Exercise objective —
Would you print out every entry exactly as given?

Supplied material —
[Start of section]

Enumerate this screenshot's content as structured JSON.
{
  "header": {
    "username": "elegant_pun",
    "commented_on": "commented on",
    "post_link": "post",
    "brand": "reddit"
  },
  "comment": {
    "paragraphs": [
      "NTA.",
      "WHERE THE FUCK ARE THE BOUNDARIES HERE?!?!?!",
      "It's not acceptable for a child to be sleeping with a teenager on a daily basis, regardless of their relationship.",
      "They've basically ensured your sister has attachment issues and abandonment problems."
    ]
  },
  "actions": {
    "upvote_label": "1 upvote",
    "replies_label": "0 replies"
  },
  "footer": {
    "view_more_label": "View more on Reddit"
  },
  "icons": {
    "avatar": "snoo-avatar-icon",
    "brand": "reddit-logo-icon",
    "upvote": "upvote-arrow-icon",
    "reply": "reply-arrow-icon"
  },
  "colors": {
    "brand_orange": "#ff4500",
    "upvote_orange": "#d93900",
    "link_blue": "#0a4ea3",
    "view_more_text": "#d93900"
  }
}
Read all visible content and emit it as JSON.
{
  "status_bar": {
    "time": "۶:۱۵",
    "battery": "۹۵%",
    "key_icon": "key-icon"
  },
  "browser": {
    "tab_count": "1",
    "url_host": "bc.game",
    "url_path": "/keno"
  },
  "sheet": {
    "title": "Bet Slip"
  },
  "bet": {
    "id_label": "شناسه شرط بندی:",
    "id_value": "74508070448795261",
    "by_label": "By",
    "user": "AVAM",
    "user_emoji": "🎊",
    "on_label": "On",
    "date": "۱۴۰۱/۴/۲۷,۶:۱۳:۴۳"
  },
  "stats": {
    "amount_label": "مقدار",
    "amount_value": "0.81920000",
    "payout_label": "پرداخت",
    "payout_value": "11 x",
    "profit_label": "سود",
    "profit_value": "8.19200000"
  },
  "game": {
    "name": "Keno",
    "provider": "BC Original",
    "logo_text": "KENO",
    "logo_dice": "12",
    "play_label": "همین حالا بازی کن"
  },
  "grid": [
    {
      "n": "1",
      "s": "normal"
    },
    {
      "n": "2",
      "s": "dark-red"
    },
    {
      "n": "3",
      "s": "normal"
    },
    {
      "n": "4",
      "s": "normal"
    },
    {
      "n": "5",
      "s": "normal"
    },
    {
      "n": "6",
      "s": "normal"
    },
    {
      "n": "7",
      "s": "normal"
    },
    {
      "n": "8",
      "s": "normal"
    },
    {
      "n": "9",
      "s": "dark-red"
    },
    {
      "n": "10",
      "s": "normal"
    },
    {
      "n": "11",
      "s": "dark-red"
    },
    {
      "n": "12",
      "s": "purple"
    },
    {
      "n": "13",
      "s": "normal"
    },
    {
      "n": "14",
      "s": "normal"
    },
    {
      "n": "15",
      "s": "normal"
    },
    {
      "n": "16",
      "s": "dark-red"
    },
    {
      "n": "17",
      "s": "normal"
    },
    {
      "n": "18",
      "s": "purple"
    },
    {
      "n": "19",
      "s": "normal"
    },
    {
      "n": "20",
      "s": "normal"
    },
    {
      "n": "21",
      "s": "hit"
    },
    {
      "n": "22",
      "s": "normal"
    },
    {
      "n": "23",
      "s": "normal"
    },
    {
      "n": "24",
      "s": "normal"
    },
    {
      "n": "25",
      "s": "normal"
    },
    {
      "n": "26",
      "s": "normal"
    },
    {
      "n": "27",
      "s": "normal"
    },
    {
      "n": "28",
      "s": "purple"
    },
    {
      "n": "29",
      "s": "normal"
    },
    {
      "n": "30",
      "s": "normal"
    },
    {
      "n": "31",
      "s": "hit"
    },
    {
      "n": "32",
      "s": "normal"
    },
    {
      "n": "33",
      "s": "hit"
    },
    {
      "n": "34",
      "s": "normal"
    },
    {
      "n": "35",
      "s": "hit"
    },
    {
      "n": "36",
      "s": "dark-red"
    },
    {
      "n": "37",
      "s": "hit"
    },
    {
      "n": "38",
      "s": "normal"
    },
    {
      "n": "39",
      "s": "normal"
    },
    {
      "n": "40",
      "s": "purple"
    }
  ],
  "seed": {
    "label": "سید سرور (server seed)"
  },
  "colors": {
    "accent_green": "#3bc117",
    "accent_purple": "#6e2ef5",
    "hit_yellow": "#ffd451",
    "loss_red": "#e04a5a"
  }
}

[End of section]

Output of the exercise —
Enumerate this screenshot's content as structured JSON.
{
  "header": {
    "username": "elegant_pun",
    "commented_on": "commented on",
    "post_link": "post",
    "brand": "reddit"
  },
  "comment": {
    "paragraphs": [
      "NTA.",
      "WHERE THE FUCK ARE THE BOUNDARIES HERE?!?!?!",
      "It's not acceptable for a child to be sleeping with a teenager on a daily basis, regardless of their relationship.",
      "They've basically ensured your sister has attachment issues and abandonment problems."
    ]
  },
  "actions": {
    "upvote_label": "1 upvote",
    "replies_label": "0 replies"
  },
  "footer": {
    "view_more_label": "View more on Reddit"
  },
  "icons": {
    "avatar": "snoo-avatar-icon",
    "brand": "reddit-logo-icon",
    "upvote": "upvote-arrow-icon",
    "reply": "reply-arrow-icon"
  },
  "colors": {
    "brand_orange": "#ff4500",
    "upvote_orange": "#d93900",
    "link_blue": "#0a4ea3",
    "view_more_text": "#d93900"
  }
}
Read all visible content and emit it as JSON.
{
  "status_bar": {
    "time": "۶:۱۵",
    "battery": "۹۵%",
    "key_icon": "key-icon"
  },
  "browser": {
    "tab_count": "1",
    "url_host": "bc.game",
    "url_path": "/keno"
  },
  "sheet": {
    "title": "Bet Slip"
  },
  "bet": {
    "id_label": "شناسه شرط بندی:",
    "id_value": "74508070448795261",
    "by_label": "By",
    "user": "AVAM",
    "user_emoji": "🎊",
    "on_label": "On",
    "date": "۱۴۰۱/۴/۲۷,۶:۱۳:۴۳"
  },
  "stats": {
    "amount_label": "مقدار",
    "amount_value": "0.81920000",
    "payout_label": "پرداخت",
    "payout_value": "11 x",
    "profit_label": "سود",
    "profit_value": "8.19200000"
  },
  "game": {
    "name": "Keno",
    "provider": "BC Original",
    "logo_text": "KENO",
    "logo_dice": "12",
    "play_label": "همین حالا بازی کن"
  },
  "grid": [
    {
      "n": "1",
      "s": "normal"
    },
    {
      "n": "2",
      "s": "dark-red"
    },
    {
      "n": "3",
      "s": "normal"
    },
    {
      "n": "4",
      "s": "normal"
    },
    {
      "n": "5",
      "s": "normal"
    },
    {
      "n": "6",
      "s": "normal"
    },
    {
      "n": "7",
      "s": "normal"
    },
    {
      "n": "8",
      "s": "normal"
    },
    {
      "n": "9",
      "s": "dark-red"
    },
    {
      "n": "10",
      "s": "normal"
    },
    {
      "n": "11",
      "s": "dark-red"
    },
    {
      "n": "12",
      "s": "purple"
    },
    {
      "n": "13",
      "s": "normal"
    },
    {
      "n": "14",
      "s": "normal"
    },
    {
      "n": "15",
      "s": "normal"
    },
    {
      "n": "16",
      "s": "dark-red"
    },
    {
      "n": "17",
      "s": "normal"
    },
    {
      "n": "18",
      "s": "purple"
    },
    {
      "n": "19",
      "s": "normal"
    },
    {
      "n": "20",
      "s": "normal"
    },
    {
      "n": "21",
      "s": "hit"
    },
    {
      "n": "22",
      "s": "normal"
    },
    {
      "n": "23",
      "s": "normal"
    },
    {
      "n": "24",
      "s": "normal"
    },
    {
      "n": "25",
      "s": "normal"
    },
    {
      "n": "26",
      "s": "normal"
    },
    {
      "n": "27",
      "s": "normal"
    },
    {
      "n": "28",
      "s": "purple"
    },
    {
      "n": "29",
      "s": "normal"
    },
    {
      "n": "30",
      "s": "normal"
    },
    {
      "n": "31",
      "s": "hit"
    },
    {
      "n": "32",
      "s": "normal"
    },
    {
      "n": "33",
      "s": "hit"
    },
    {
      "n": "34",
      "s": "normal"
    },
    {
      "n": "35",
      "s": "hit"
    },
    {
      "n": "36",
      "s": "dark-red"
    },
    {
      "n": "37",
      "s": "hit"
    },
    {
      "n": "38",
      "s": "normal"
    },
    {
      "n": "39",
      "s": "normal"
    },
    {
      "n": "40",
      "s": "purple"
    }
  ],
  "seed": {
    "label": "سید سرور (server seed)"
  },
  "colors": {
    "accent_green": "#3bc117",
    "accent_purple": "#6e2ef5",
    "hit_yellow": "#ffd451",
    "loss_red": "#e04a5a"
  }
}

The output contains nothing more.